*MATERIAL FOR THIS EXERCISE:*
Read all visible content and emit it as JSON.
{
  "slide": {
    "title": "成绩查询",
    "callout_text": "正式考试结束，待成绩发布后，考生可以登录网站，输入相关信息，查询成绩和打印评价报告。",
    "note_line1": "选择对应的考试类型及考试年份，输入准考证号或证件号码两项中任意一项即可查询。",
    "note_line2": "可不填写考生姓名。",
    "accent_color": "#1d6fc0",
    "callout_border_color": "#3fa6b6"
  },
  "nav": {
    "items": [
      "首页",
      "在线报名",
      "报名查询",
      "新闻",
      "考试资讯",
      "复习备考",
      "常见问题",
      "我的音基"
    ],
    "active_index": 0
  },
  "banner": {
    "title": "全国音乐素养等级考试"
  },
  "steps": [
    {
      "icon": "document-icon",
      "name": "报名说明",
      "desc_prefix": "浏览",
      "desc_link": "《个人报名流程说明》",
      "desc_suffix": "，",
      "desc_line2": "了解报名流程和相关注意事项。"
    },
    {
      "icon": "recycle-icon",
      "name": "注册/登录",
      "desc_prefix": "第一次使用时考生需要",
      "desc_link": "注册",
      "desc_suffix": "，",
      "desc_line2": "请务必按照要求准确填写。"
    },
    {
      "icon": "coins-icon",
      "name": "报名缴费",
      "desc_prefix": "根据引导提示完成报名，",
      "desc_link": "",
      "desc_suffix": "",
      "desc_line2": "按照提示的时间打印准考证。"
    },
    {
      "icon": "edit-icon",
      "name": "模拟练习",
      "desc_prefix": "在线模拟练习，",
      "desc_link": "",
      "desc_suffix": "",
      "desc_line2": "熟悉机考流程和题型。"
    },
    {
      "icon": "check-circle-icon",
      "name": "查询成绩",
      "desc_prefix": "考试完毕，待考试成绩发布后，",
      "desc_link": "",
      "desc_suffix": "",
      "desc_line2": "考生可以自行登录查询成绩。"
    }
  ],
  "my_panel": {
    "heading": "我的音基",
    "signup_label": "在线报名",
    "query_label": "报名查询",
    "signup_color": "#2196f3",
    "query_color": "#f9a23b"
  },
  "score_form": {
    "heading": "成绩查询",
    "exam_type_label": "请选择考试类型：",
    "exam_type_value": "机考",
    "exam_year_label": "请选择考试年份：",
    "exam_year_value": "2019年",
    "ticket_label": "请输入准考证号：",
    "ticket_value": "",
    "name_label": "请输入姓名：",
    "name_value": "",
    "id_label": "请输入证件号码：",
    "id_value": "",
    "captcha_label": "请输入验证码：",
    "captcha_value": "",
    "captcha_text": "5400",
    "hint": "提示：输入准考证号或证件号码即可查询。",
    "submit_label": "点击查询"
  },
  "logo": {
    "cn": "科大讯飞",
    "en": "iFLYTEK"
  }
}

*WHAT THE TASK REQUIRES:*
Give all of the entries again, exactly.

*SOLUTION FOR THIS PROBLEM:*
Read all visible content and emit it as JSON.
{
  "slide": {
    "title": "成绩查询",
    "callout_text": "正式考试结束，待成绩发布后，考生可以登录网站，输入相关信息，查询成绩和打印评价报告。",
    "note_line1": "选择对应的考试类型及考试年份，输入准考证号或证件号码两项中任意一项即可查询。",
    "note_line2": "可不填写考生姓名。",
    "accent_color": "#1d6fc0",
    "callout_border_color": "#3fa6b6"
  },
  "nav": {
    "items": [
      "首页",
      "在线报名",
      "报名查询",
      "新闻",
      "考试资讯",
      "复习备考",
      "常见问题",
      "我的音基"
    ],
    "active_index": 0
  },
  "banner": {
    "title": "全国音乐素养等级考试"
  },
  "steps": [
    {
      "icon": "document-icon",
      "name": "报名说明",
      "desc_prefix": "浏览",
      "desc_link": "《个人报名流程说明》",
      "desc_suffix": "，",
      "desc_line2": "了解报名流程和相关注意事项。"
    },
    {
      "icon": "recycle-icon",
      "name": "注册/登录",
      "desc_prefix": "第一次使用时考生需要",
      "desc_link": "注册",
      "desc_suffix": "，",
      "desc_line2": "请务必按照要求准确填写。"
    },
    {
      "icon": "coins-icon",
      "name": "报名缴费",
      "desc_prefix": "根据引导提示完成报名，",
      "desc_link": "",
      "desc_suffix": "",
      "desc_line2": "按照提示的时间打印准考证。"
    },
    {
      "icon": "edit-icon",
      "name": "模拟练习",
      "desc_prefix": "在线模拟练习，",
      "desc_link": "",
      "desc_suffix": "",
      "desc_line2": "熟悉机考流程和题型。"
    },
    {
      "icon": "check-circle-icon",
      "name": "查询成绩",
      "desc_prefix": "考试完毕，待考试成绩发布后，",
      "desc_link": "",
      "desc_suffix": "",
      "desc_line2": "考生可以自行登录查询成绩。"
    }
  ],
  "my_panel": {
    "heading": "我的音基",
    "signup_label": "在线报名",
    "query_label": "报名查询",
    "signup_color": "#2196f3",
    "query_color": "#f9a23b"
  },
  "score_form": {
    "heading": "成绩查询",
    "exam_type_label": "请选择考试类型：",
    "exam_type_value": "机考",
    "exam_year_label": "请选择考试年份：",
    "exam_year_value": "2019年",
    "ticket_label": "请输入准考证号：",
    "ticket_value": "",
    "name_label": "请输入姓名：",
    "name_value": "",
    "id_label": "请输入证件号码：",
    "id_value": "",
    "captcha_label": "请输入验证码：",
    "captcha_value": "",
    "captcha_text": "5400",
    "hint": "提示：输入准考证号或证件号码即可查询。",
    "submit_label": "点击查询"
  },
  "logo": {
    "cn": "科大讯飞",
    "en": "iFLYTEK"
  }
}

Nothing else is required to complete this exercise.